** Input records follows **
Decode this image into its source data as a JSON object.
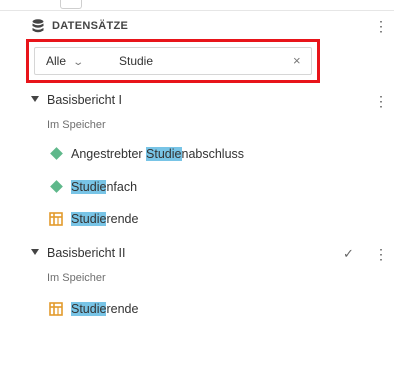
{
  "panel": {
    "title": "DATENSÄTZE",
    "menu_icon": "kebab-icon"
  },
  "search": {
    "scope": "Alle",
    "value": "Studie",
    "clear_icon": "close-icon"
  },
  "groups": [
    {
      "label": "Basisbericht I",
      "status": "Im Speicher",
      "items": [
        {
          "type": "dimension",
          "icon": "diamond-icon",
          "match": "Studie",
          "before": "Angestrebter ",
          "after": "nabschluss"
        },
        {
          "type": "dimension",
          "icon": "diamond-icon",
          "match": "Studie",
          "before": "",
          "after": "nfach"
        },
        {
          "type": "table",
          "icon": "table-icon",
          "match": "Studie",
          "before": "",
          "after": "rende"
        }
      ]
    },
    {
      "label": "Basisbericht II",
      "status": "Im Speicher",
      "checked": true,
      "items": [
        {
          "type": "table",
          "icon": "table-icon",
          "match": "Studie",
          "before": "",
          "after": "rende"
        }
      ]
    }
  ],
  "colors": {
    "highlight_border": "#e8141a",
    "match_background": "#78c4e6",
    "dimension_icon": "#5fb88b",
    "table_icon": "#e39b2d"
  }
}
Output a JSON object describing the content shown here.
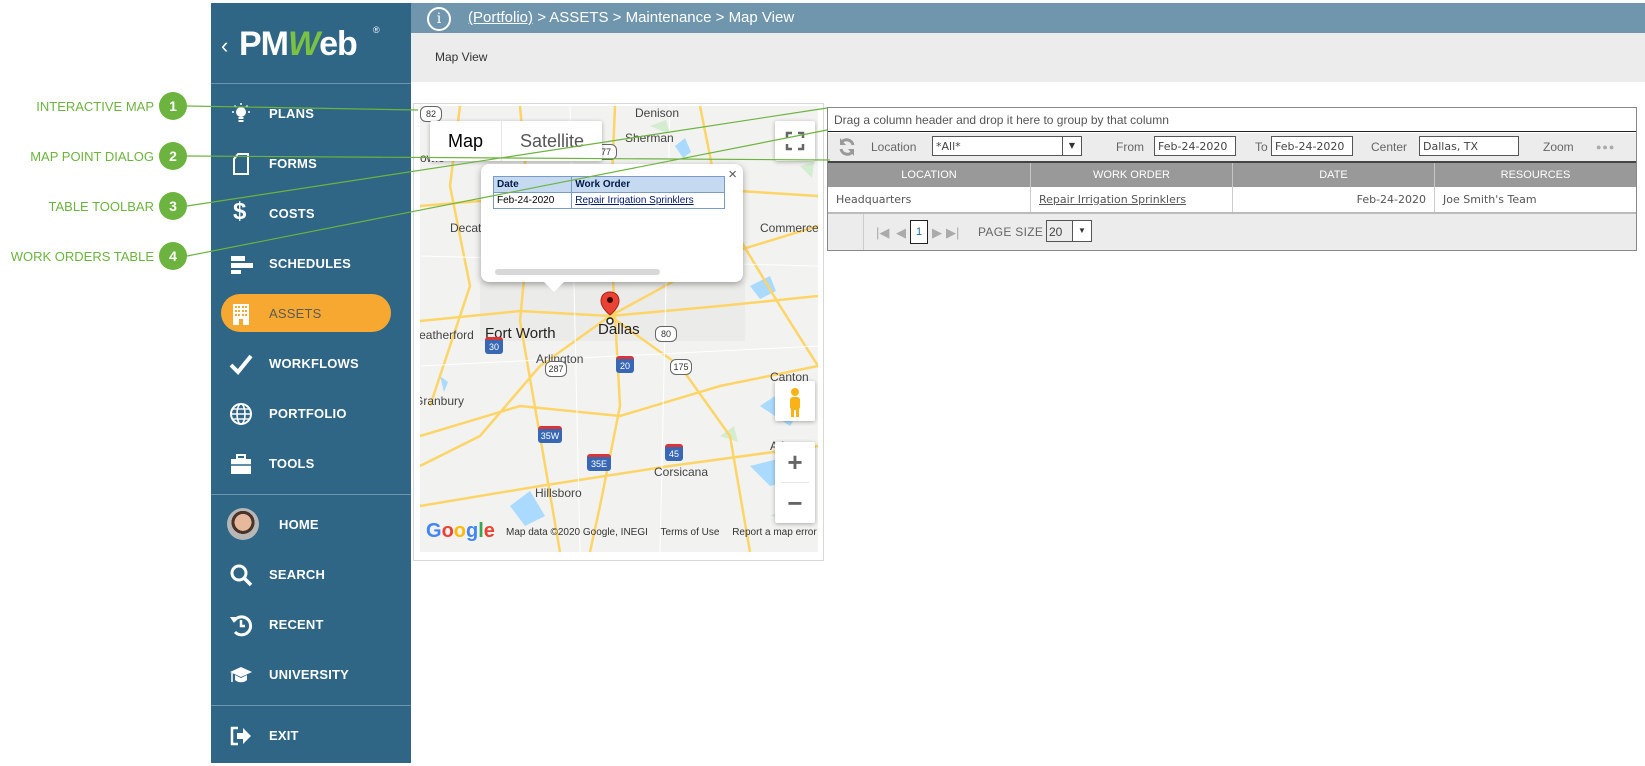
{
  "callouts": [
    {
      "number": "1",
      "label": "INTERACTIVE MAP"
    },
    {
      "number": "2",
      "label": "MAP POINT DIALOG"
    },
    {
      "number": "3",
      "label": "TABLE TOOLBAR"
    },
    {
      "number": "4",
      "label": "WORK ORDERS TABLE"
    }
  ],
  "callout_color": "#6db33f",
  "sidebar": {
    "logo": {
      "back": "‹",
      "text_pm": "PM",
      "text_w": "W",
      "text_eb": "eb",
      "registered": "®"
    },
    "items": [
      {
        "label": "PLANS",
        "icon": "lightbulb-icon"
      },
      {
        "label": "FORMS",
        "icon": "document-icon"
      },
      {
        "label": "COSTS",
        "icon": "dollar-icon"
      },
      {
        "label": "SCHEDULES",
        "icon": "gantt-icon"
      },
      {
        "label": "ASSETS",
        "icon": "building-icon",
        "active": true
      },
      {
        "label": "WORKFLOWS",
        "icon": "checkmark-icon"
      },
      {
        "label": "PORTFOLIO",
        "icon": "globe-icon"
      },
      {
        "label": "TOOLS",
        "icon": "toolbox-icon"
      }
    ],
    "bottom_items": [
      {
        "label": "HOME",
        "icon": "avatar"
      },
      {
        "label": "SEARCH",
        "icon": "search-icon"
      },
      {
        "label": "RECENT",
        "icon": "history-icon"
      },
      {
        "label": "UNIVERSITY",
        "icon": "graduation-cap-icon"
      }
    ],
    "exit_label": "EXIT",
    "colors": {
      "background": "#2f6585",
      "active": "#f7a830"
    }
  },
  "header": {
    "breadcrumb": {
      "link": "(Portfolio)",
      "rest": " > ASSETS > Maintenance > Map View"
    },
    "subtitle": "Map View",
    "colors": {
      "bar": "#7096ad",
      "sub": "#ececec"
    }
  },
  "map": {
    "type_tabs": [
      "Map",
      "Satellite"
    ],
    "active_type": "Map",
    "places": [
      "Denison",
      "Sherman",
      "Bowie",
      "Decatur",
      "Commerce",
      "Weatherford",
      "Fort Worth",
      "Arlington",
      "Dallas",
      "Canton",
      "Granbury",
      "Athens",
      "Hillsboro",
      "Corsicana"
    ],
    "popup": {
      "columns": [
        "Date",
        "Work Order"
      ],
      "rows": [
        {
          "date": "Feb-24-2020",
          "work_order": "Repair Irrigation Sprinklers"
        }
      ],
      "close": "×"
    },
    "footer": {
      "google": "Google",
      "data": "Map data ©2020 Google, INEGI",
      "terms": "Terms of Use",
      "report": "Report a map error"
    },
    "controls": {
      "zoom_in": "+",
      "zoom_out": "−"
    }
  },
  "grid": {
    "group_hint": "Drag a column header and drop it here to group by that column",
    "toolbar": {
      "location_label": "Location",
      "location_value": "*All*",
      "from_label": "From",
      "from_value": "Feb-24-2020",
      "to_label": "To",
      "to_value": "Feb-24-2020",
      "center_label": "Center",
      "center_value": "Dallas, TX",
      "zoom_label": "Zoom",
      "more": "●●●"
    },
    "columns": [
      "LOCATION",
      "WORK ORDER",
      "DATE",
      "RESOURCES"
    ],
    "rows": [
      {
        "location": "Headquarters",
        "work_order": "Repair Irrigation Sprinklers",
        "date": "Feb-24-2020",
        "resources": "Joe Smith's Team"
      }
    ],
    "pager": {
      "current_page": "1",
      "page_size_label": "PAGE SIZE",
      "page_size": "20"
    }
  }
}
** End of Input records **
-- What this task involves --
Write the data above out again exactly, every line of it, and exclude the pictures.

-- Solution to this problem --
Decode this image into its source data as a JSON object.
{
  "panel": {
    "title": "DATENSÄTZE",
    "menu_icon": "kebab-icon"
  },
  "search": {
    "scope": "Alle",
    "value": "Studie",
    "clear_icon": "close-icon"
  },
  "groups": [
    {
      "label": "Basisbericht I",
      "status": "Im Speicher",
      "items": [
        {
          "type": "dimension",
          "icon": "diamond-icon",
          "match": "Studie",
          "before": "Angestrebter ",
          "after": "nabschluss"
        },
        {
          "type": "dimension",
          "icon": "diamond-icon",
          "match": "Studie",
          "before": "",
          "after": "nfach"
        },
        {
          "type": "table",
          "icon": "table-icon",
          "match": "Studie",
          "before": "",
          "after": "rende"
        }
      ]
    },
    {
      "label": "Basisbericht II",
      "status": "Im Speicher",
      "checked": true,
      "items": [
        {
          "type": "table",
          "icon": "table-icon",
          "match": "Studie",
          "before": "",
          "after": "rende"
        }
      ]
    }
  ],
  "colors": {
    "highlight_border": "#e8141a",
    "match_background": "#78c4e6",
    "dimension_icon": "#5fb88b",
    "table_icon": "#e39b2d"
  }
}
Output a JSON object describing the content shown here.
{
  "callouts": [
    {
      "number": "1",
      "label": "INTERACTIVE MAP"
    },
    {
      "number": "2",
      "label": "MAP POINT DIALOG"
    },
    {
      "number": "3",
      "label": "TABLE TOOLBAR"
    },
    {
      "number": "4",
      "label": "WORK ORDERS TABLE"
    }
  ],
  "callout_color": "#6db33f",
  "sidebar": {
    "logo": {
      "back": "‹",
      "text_pm": "PM",
      "text_w": "W",
      "text_eb": "eb",
      "registered": "®"
    },
    "items": [
      {
        "label": "PLANS",
        "icon": "lightbulb-icon"
      },
      {
        "label": "FORMS",
        "icon": "document-icon"
      },
      {
        "label": "COSTS",
        "icon": "dollar-icon"
      },
      {
        "label": "SCHEDULES",
        "icon": "gantt-icon"
      },
      {
        "label": "ASSETS",
        "icon": "building-icon",
        "active": true
      },
      {
        "label": "WORKFLOWS",
        "icon": "checkmark-icon"
      },
      {
        "label": "PORTFOLIO",
        "icon": "globe-icon"
      },
      {
        "label": "TOOLS",
        "icon": "toolbox-icon"
      }
    ],
    "bottom_items": [
      {
        "label": "HOME",
        "icon": "avatar"
      },
      {
        "label": "SEARCH",
        "icon": "search-icon"
      },
      {
        "label": "RECENT",
        "icon": "history-icon"
      },
      {
        "label": "UNIVERSITY",
        "icon": "graduation-cap-icon"
      }
    ],
    "exit_label": "EXIT",
    "colors": {
      "background": "#2f6585",
      "active": "#f7a830"
    }
  },
  "header": {
    "breadcrumb": {
      "link": "(Portfolio)",
      "rest": " > ASSETS > Maintenance > Map View"
    },
    "subtitle": "Map View",
    "colors": {
      "bar": "#7096ad",
      "sub": "#ececec"
    }
  },
  "map": {
    "type_tabs": [
      "Map",
      "Satellite"
    ],
    "active_type": "Map",
    "places": [
      "Denison",
      "Sherman",
      "Bowie",
      "Decatur",
      "Commerce",
      "Weatherford",
      "Fort Worth",
      "Arlington",
      "Dallas",
      "Canton",
      "Granbury",
      "Athens",
      "Hillsboro",
      "Corsicana"
    ],
    "popup": {
      "columns": [
        "Date",
        "Work Order"
      ],
      "rows": [
        {
          "date": "Feb-24-2020",
          "work_order": "Repair Irrigation Sprinklers"
        }
      ],
      "close": "×"
    },
    "footer": {
      "google": "Google",
      "data": "Map data ©2020 Google, INEGI",
      "terms": "Terms of Use",
      "report": "Report a map error"
    },
    "controls": {
      "zoom_in": "+",
      "zoom_out": "−"
    }
  },
  "grid": {
    "group_hint": "Drag a column header and drop it here to group by that column",
    "toolbar": {
      "location_label": "Location",
      "location_value": "*All*",
      "from_label": "From",
      "from_value": "Feb-24-2020",
      "to_label": "To",
      "to_value": "Feb-24-2020",
      "center_label": "Center",
      "center_value": "Dallas, TX",
      "zoom_label": "Zoom",
      "more": "●●●"
    },
    "columns": [
      "LOCATION",
      "WORK ORDER",
      "DATE",
      "RESOURCES"
    ],
    "rows": [
      {
        "location": "Headquarters",
        "work_order": "Repair Irrigation Sprinklers",
        "date": "Feb-24-2020",
        "resources": "Joe Smith's Team"
      }
    ],
    "pager": {
      "current_page": "1",
      "page_size_label": "PAGE SIZE",
      "page_size": "20"
    }
  }
}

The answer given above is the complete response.